### Data for this exercise

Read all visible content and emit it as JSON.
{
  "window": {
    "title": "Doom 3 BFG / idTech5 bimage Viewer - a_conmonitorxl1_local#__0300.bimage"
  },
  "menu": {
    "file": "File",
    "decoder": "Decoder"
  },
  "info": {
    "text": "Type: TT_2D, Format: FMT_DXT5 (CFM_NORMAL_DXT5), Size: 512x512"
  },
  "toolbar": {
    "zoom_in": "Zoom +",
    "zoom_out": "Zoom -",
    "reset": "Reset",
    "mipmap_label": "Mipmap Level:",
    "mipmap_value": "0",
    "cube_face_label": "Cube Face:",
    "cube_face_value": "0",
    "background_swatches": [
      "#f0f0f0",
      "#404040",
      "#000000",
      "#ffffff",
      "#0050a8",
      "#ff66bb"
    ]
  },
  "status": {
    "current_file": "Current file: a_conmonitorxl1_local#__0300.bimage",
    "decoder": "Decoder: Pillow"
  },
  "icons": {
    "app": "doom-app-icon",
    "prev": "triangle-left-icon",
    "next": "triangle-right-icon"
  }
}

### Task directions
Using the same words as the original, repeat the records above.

### Result for this task
Read all visible content and emit it as JSON.
{
  "window": {
    "title": "Doom 3 BFG / idTech5 bimage Viewer - a_conmonitorxl1_local#__0300.bimage"
  },
  "menu": {
    "file": "File",
    "decoder": "Decoder"
  },
  "info": {
    "text": "Type: TT_2D, Format: FMT_DXT5 (CFM_NORMAL_DXT5), Size: 512x512"
  },
  "toolbar": {
    "zoom_in": "Zoom +",
    "zoom_out": "Zoom -",
    "reset": "Reset",
    "mipmap_label": "Mipmap Level:",
    "mipmap_value": "0",
    "cube_face_label": "Cube Face:",
    "cube_face_value": "0",
    "background_swatches": [
      "#f0f0f0",
      "#404040",
      "#000000",
      "#ffffff",
      "#0050a8",
      "#ff66bb"
    ]
  },
  "status": {
    "current_file": "Current file: a_conmonitorxl1_local#__0300.bimage",
    "decoder": "Decoder: Pillow"
  },
  "icons": {
    "app": "doom-app-icon",
    "prev": "triangle-left-icon",
    "next": "triangle-right-icon"
  }
}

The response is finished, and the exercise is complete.